▶ Your goal
How many lines in the listing below include the word "text"? Answer with the number and nothing else.

▶ Provided entries
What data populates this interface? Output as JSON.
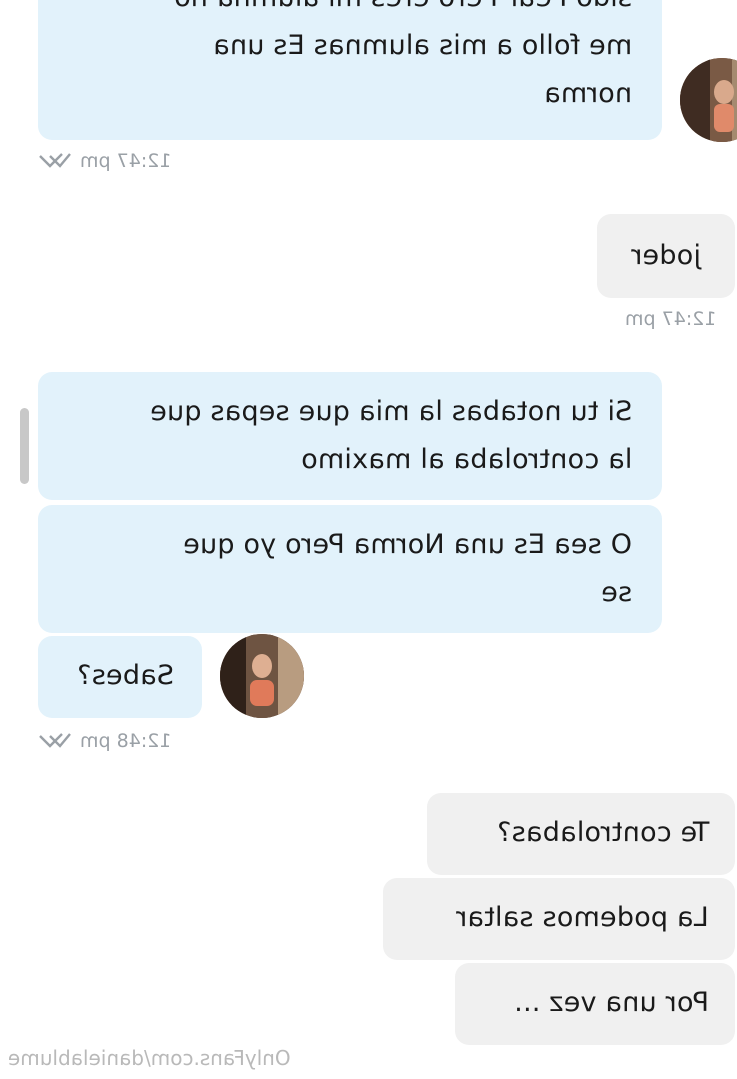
{
  "messages": {
    "m1": {
      "line0": "sido Pear Pero eres mi alumna no",
      "line1": "me follo a mis alumnas Es una",
      "line2": "norma",
      "time": "12:47 pm"
    },
    "m2": {
      "text": "joder",
      "time": "12:47 pm"
    },
    "m3": {
      "line1": "Si tu notabas la mia que sepas que",
      "line2": "la controlaba al maximo"
    },
    "m4": {
      "line1": "O sea Es una Norma Pero yo que",
      "line2": "se"
    },
    "m5": {
      "text": "Sabes?",
      "time": "12:48 pm"
    },
    "m6": {
      "text": "Te controlabas?"
    },
    "m7": {
      "text": "La podemos saltar"
    },
    "m8": {
      "text": "Por una vez ..."
    }
  },
  "watermark": "OnlyFans.com/danielablume",
  "colors": {
    "incoming": "#e2f2fb",
    "outgoing": "#f0f0f0",
    "meta": "#9aa0a6"
  },
  "icons": {
    "read_receipt": "double-check-icon",
    "avatar": "profile-photo"
  }
}
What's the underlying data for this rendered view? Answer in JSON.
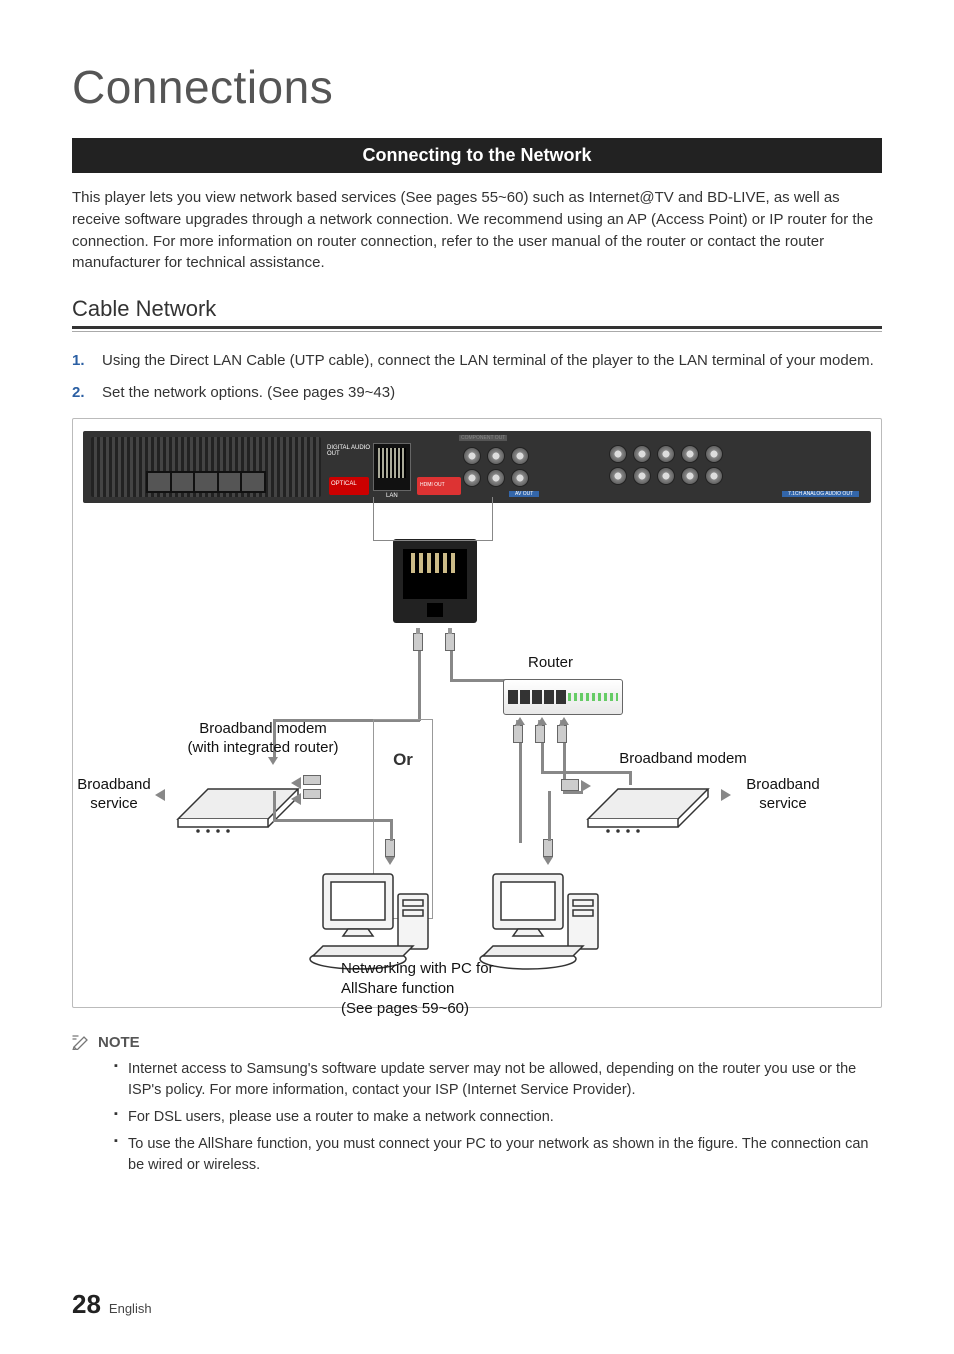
{
  "title": "Connections",
  "section_bar": "Connecting to the Network",
  "intro": "This player lets you view network based services (See pages 55~60) such as Internet@TV and BD-LIVE, as well as receive software upgrades through a network connection. We recommend using an AP (Access Point) or IP router for the connection. For more information on router connection, refer to the user manual of the router or contact the router manufacturer for technical assistance.",
  "sub_heading": "Cable Network",
  "steps": [
    {
      "num": "1.",
      "text": "Using the Direct LAN Cable (UTP cable), connect the LAN terminal of the player to the LAN terminal of your modem."
    },
    {
      "num": "2.",
      "text": "Set the network options. (See pages 39~43)"
    }
  ],
  "diagram": {
    "panel": {
      "optical": "OPTICAL",
      "digital_audio_out": "DIGITAL AUDIO OUT",
      "lan": "LAN",
      "hdmi": "HDMI OUT",
      "component_out": "COMPONENT OUT",
      "av_out": "AV OUT",
      "analog_out": "7.1CH ANALOG AUDIO OUT"
    },
    "or_label": "Or",
    "router_label": "Router",
    "left_modem_label": "Broadband modem\n(with integrated router)",
    "right_modem_label": "Broadband modem",
    "broadband_service_left": "Broadband\nservice",
    "broadband_service_right": "Broadband\nservice",
    "caption": "Networking with PC for\nAllShare function\n(See pages 59~60)"
  },
  "note_heading": "NOTE",
  "notes": [
    "Internet access to Samsung's software update server may not be allowed, depending on the router you use or the ISP's policy. For more information, contact your ISP (Internet Service Provider).",
    "For DSL users, please use a router to make a network connection.",
    "To use the AllShare function, you must connect your PC to your network as shown in the figure. The connection can be wired or wireless."
  ],
  "footer": {
    "page": "28",
    "lang": "English"
  }
}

▶ Answer space
7